Junior Courtney Payne invited a panel of experts to campus last week to weigh in on the future of cars. This future, they all agreed, would have to be one in which a variety of fuels were available on the market.
The three guests came at the issue from different sectors. Ben Burke ’99 is a geologist with Noble Energy, Inc., a natural gas company in Denver, Colo. Tom Twist is the sustainability officer for the Chewonki Foundation, an educational nonprofit with an environmental focus, based in Wiscasset, Maine. And Mark Rosenblatt is the advisor and founder of several organizations that are trying to open the transportation market to competitive fuels.
With several other like-minded students (including Alithea McFarlane ’14, Anna Hall ’15 and Margaret Lindeman ’15), Payne is actively trying to “bring the environmental discussion to a broad group of students,” she said. The subject of cars has a broad appeal because we all need to get to places, and we all mostly use cars to do so. Payne said she wanted to organize a panel with people who could shed light on different aspects of the automobile industry.
While all of the panelists agreed that the oil industry serves as the main hindrance to the future of automobiles, they offered different approaches to the problem.
Rosenblatt noted that currently the world requires more barrels of oil a year than it can produce, and that these numbers will continue to move in opposite directions. “We can’t produce our way out of this problem,” he said, “and the next barrel we take out is always going to be more expensive than the last.” As an advisor to the nonpartisan Fuel Freedom Foundation, Rosenblatt sees promise in fuel alternatives. “We are at a moment in history where there are truly cheaper and cleaner alternatives to oil,” he said.
We are at a moment in history where there are truly cheaper and cleaner alternatives to oil.” Mark Rosenblatt P’14

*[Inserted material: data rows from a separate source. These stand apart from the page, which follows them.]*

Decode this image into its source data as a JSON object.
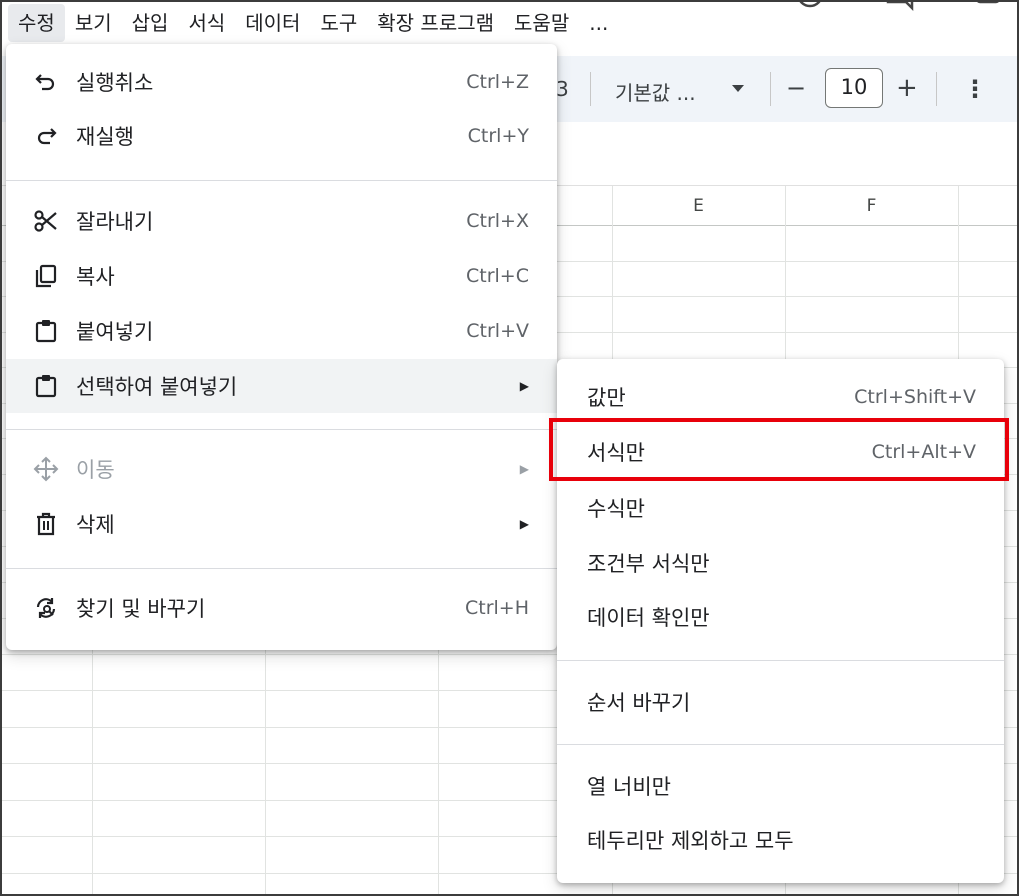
{
  "menubar": {
    "items": [
      "수정",
      "보기",
      "삽입",
      "서식",
      "데이터",
      "도구",
      "확장 프로그램",
      "도움말",
      "..."
    ]
  },
  "toolbar": {
    "partial_text": "3",
    "font_name": "기본값 ...",
    "minus": "−",
    "font_size": "10",
    "plus": "+",
    "more": "⋮"
  },
  "grid": {
    "columns": [
      "E",
      "F"
    ]
  },
  "edit_menu": {
    "undo": {
      "label": "실행취소",
      "shortcut": "Ctrl+Z"
    },
    "redo": {
      "label": "재실행",
      "shortcut": "Ctrl+Y"
    },
    "cut": {
      "label": "잘라내기",
      "shortcut": "Ctrl+X"
    },
    "copy": {
      "label": "복사",
      "shortcut": "Ctrl+C"
    },
    "paste": {
      "label": "붙여넣기",
      "shortcut": "Ctrl+V"
    },
    "paste_special": {
      "label": "선택하여 붙여넣기",
      "arrow": "▶"
    },
    "move": {
      "label": "이동",
      "arrow": "▶"
    },
    "delete": {
      "label": "삭제",
      "arrow": "▶"
    },
    "find_replace": {
      "label": "찾기 및 바꾸기",
      "shortcut": "Ctrl+H"
    }
  },
  "paste_special_menu": {
    "values_only": {
      "label": "값만",
      "shortcut": "Ctrl+Shift+V"
    },
    "format_only": {
      "label": "서식만",
      "shortcut": "Ctrl+Alt+V"
    },
    "formula_only": {
      "label": "수식만"
    },
    "conditional_format_only": {
      "label": "조건부 서식만"
    },
    "data_validation_only": {
      "label": "데이터 확인만"
    },
    "transpose": {
      "label": "순서 바꾸기"
    },
    "column_width_only": {
      "label": "열 너비만"
    },
    "all_except_borders": {
      "label": "테두리만 제외하고 모두"
    }
  },
  "colors": {
    "highlight": "#e8000a",
    "hover": "#f1f3f4"
  }
}
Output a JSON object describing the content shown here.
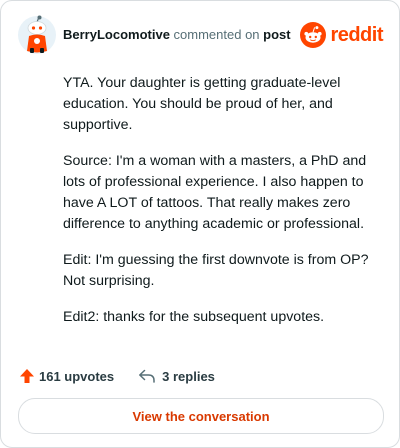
{
  "comment": {
    "author": "BerryLocomotive",
    "action_text": "commented on",
    "post_link": "post",
    "brand": "reddit",
    "paragraphs": [
      "YTA. Your daughter is getting graduate-level education. You should be proud of her, and supportive.",
      "Source: I'm a woman with a masters, a PhD and lots of professional experience. I also happen to have A LOT of tattoos. That really makes zero difference to anything academic or professional.",
      "Edit: I'm guessing the first downvote is from OP? Not surprising.",
      "Edit2: thanks for the subsequent upvotes."
    ]
  },
  "footer": {
    "upvotes_label": "161 upvotes",
    "replies_label": "3 replies",
    "cta_label": "View the conversation"
  },
  "colors": {
    "brand": "#ff4500",
    "cta_text": "#d93900",
    "text": "#0f1a1c",
    "muted": "#576f76",
    "border": "#d9dde0"
  },
  "icons": {
    "avatar": "snoo-avatar-icon",
    "logo": "reddit-logo-icon",
    "upvote": "upvote-arrow-icon",
    "reply": "reply-arrow-icon"
  }
}
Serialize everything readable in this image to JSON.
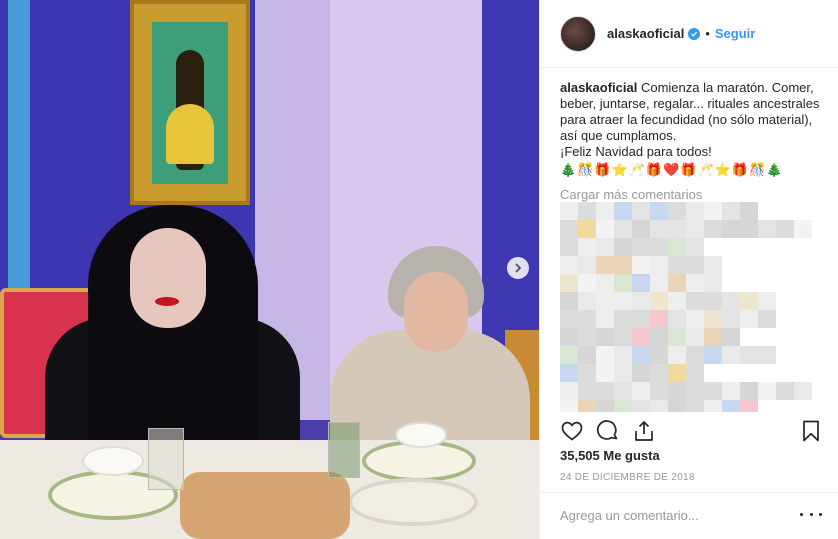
{
  "post": {
    "username": "alaskaoficial",
    "follow_label": "Seguir",
    "dot_separator": "•",
    "caption_user": "alaskaoficial",
    "caption_text": "Comienza la maratón. Comer, beber, juntarse, regalar... rituales ancestrales para atraer la fecundidad (no sólo material), así que cumplamos.",
    "caption_line2": "¡Feliz Navidad para todos!",
    "caption_emojis": "🎄🎊🎁⭐🥂🎁❤️🎁🥂⭐🎁🎊🎄",
    "load_more_label": "Cargar más comentarios",
    "likes_label": "35,505 Me gusta",
    "date_label": "24 DE DICIEMBRE DE 2018",
    "comment_placeholder": "Agrega un comentario..."
  },
  "icons": {
    "verified": "verified-badge-icon",
    "next": "chevron-right-icon",
    "like": "heart-icon",
    "comment": "comment-bubble-icon",
    "share": "share-icon",
    "save": "bookmark-icon",
    "more": "ellipsis-icon"
  },
  "colors": {
    "accent": "#3897f0",
    "text": "#262626",
    "muted": "#999999",
    "border": "#efefef"
  }
}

Twist agreed that fuel alternatives are the most immediate solution to rising gas prices and deepening environmental degradation. He said that at the Chewonki Foundation, students experiment with ethanol and biodiesel production, making fuels from vegetable oil or animal fat. The school also has one of the first renewable hydrogen projects in the country. “Biofuels are…what is in our cars right now,” Twist said.
Coming at the issue as a geologist, Burke said he seeks to maximize production from each individual oil well instead of trying to draw new ones. He also wants to reduce side emissions from natural gas extractions. “Anything that escapes is not only lost profits to the shareholders, but is also bad for the environment,” he said.
The biggest issue at the moment is the inelasticity of the oil industry, Rosenblatt said, which is a remnant from the oil monopoly that rose up in the early 1920s. The Fuel Freedom Foundation is working to remove barriers to competition in the fuel market. “We are trying to open up the regulation, so that alternative fuels can actually come to the market,” which Rosenblatt acknowledge will be challenging. “We’ve had bills in Congress since 2006 that have never gotten out of committee,” he said.
While the fuel market is slowing down immediate progress, all panelists said they have high hopes for the future of cars. “Electric hybrid cars are the ultimate solution,” Rosenblatt said. “The technology just isn’t there yet, but it will compete in the future.”
After the panel, Rosenblatt talked to Payne about making the panel discussion an annual event because these issues are so important. “It’s good to hear the questions the students have,” he said.